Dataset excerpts
┏━━
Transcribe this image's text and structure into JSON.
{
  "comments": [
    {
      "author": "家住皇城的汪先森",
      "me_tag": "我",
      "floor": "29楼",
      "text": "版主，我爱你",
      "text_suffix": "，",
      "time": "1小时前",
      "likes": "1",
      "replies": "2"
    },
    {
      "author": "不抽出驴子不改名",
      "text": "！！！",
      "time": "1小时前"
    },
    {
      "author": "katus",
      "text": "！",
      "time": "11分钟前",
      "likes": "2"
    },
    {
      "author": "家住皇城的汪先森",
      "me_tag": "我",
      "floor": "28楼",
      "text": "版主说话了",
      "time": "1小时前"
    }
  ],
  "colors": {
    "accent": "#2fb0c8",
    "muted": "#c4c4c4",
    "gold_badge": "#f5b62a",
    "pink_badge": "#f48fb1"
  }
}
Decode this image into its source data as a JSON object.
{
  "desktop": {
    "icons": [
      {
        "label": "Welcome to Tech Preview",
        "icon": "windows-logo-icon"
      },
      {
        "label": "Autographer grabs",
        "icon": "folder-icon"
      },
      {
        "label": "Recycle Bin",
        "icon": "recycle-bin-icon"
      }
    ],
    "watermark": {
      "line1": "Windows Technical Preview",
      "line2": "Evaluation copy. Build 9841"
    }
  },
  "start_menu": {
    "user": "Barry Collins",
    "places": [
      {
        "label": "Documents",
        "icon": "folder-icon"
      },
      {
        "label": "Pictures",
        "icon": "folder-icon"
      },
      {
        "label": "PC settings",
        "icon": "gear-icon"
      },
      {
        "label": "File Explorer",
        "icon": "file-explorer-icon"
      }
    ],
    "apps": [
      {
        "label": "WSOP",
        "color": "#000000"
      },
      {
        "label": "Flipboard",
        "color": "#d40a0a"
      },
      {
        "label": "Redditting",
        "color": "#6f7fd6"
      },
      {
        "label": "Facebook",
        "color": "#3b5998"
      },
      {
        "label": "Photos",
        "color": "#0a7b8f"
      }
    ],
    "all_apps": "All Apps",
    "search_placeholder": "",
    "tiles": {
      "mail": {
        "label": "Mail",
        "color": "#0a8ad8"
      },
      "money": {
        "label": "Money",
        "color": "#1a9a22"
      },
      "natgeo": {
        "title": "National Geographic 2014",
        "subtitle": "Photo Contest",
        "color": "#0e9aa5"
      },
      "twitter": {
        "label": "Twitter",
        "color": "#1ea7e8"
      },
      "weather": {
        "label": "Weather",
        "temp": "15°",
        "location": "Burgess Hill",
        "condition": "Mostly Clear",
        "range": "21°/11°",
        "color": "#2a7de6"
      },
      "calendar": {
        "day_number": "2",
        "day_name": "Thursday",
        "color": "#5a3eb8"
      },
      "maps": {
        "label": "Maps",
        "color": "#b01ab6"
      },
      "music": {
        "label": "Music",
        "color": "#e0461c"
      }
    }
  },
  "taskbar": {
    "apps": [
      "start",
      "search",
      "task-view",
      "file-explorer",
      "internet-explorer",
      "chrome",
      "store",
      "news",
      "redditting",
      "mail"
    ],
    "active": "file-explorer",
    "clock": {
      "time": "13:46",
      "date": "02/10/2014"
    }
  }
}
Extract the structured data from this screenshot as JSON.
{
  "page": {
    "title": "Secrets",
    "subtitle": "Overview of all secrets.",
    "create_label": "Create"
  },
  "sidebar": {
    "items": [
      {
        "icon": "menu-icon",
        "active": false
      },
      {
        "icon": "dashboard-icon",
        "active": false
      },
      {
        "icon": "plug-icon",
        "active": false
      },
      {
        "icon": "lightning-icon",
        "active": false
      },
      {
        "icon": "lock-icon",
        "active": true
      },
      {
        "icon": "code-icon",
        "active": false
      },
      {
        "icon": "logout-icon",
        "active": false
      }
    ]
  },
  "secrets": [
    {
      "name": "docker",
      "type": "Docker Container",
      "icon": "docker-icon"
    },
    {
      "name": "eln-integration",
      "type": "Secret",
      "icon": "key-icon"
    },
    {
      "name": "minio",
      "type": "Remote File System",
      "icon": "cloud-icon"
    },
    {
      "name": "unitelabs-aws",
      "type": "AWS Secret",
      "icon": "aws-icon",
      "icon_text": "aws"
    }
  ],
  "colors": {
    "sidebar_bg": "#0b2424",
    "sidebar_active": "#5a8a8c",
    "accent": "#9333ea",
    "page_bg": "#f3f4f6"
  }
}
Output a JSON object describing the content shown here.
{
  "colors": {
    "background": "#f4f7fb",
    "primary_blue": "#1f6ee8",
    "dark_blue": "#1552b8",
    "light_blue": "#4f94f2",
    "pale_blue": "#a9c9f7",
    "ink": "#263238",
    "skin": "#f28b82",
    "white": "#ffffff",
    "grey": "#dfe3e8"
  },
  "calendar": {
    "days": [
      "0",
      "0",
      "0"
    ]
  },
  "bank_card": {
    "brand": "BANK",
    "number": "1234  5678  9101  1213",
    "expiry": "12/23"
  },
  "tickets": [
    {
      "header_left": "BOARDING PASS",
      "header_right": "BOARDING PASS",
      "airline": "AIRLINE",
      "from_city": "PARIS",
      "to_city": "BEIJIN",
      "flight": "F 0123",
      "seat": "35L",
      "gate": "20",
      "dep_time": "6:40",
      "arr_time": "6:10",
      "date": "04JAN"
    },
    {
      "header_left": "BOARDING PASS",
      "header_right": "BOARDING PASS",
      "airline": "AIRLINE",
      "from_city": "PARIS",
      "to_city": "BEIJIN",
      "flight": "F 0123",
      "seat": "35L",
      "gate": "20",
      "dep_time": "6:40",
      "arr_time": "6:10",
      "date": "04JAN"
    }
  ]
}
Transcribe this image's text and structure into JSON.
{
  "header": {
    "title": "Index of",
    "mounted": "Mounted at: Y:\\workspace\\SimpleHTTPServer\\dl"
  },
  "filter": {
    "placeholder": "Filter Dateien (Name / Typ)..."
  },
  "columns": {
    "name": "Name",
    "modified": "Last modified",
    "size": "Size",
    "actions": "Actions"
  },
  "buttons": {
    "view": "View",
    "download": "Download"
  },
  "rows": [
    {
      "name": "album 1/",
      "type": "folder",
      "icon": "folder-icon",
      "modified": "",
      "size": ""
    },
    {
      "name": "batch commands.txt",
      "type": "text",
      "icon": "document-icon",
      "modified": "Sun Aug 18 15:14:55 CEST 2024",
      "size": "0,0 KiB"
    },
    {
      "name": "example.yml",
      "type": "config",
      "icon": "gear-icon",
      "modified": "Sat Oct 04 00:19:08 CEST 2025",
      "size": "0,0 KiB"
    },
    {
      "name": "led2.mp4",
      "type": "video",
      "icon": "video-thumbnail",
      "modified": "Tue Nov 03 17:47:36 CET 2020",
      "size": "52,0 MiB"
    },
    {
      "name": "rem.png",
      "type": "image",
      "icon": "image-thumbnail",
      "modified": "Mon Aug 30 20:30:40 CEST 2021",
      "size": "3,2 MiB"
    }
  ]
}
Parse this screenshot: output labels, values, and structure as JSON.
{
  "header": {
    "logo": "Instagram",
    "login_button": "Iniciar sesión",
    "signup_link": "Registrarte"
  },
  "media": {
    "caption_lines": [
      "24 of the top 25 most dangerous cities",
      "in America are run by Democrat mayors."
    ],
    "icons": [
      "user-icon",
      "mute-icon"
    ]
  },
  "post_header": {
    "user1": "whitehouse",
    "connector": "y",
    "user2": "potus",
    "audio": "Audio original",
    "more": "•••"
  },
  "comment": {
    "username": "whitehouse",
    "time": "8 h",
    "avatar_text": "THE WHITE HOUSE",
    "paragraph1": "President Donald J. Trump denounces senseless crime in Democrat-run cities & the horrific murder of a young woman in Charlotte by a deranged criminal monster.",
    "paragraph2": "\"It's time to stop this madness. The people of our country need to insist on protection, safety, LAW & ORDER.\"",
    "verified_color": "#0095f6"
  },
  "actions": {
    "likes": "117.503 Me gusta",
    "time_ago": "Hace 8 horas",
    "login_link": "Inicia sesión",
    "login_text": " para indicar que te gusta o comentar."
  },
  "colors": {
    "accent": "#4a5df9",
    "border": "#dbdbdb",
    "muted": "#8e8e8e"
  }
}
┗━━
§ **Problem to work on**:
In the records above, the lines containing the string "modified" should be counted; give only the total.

§ **Task response**:
6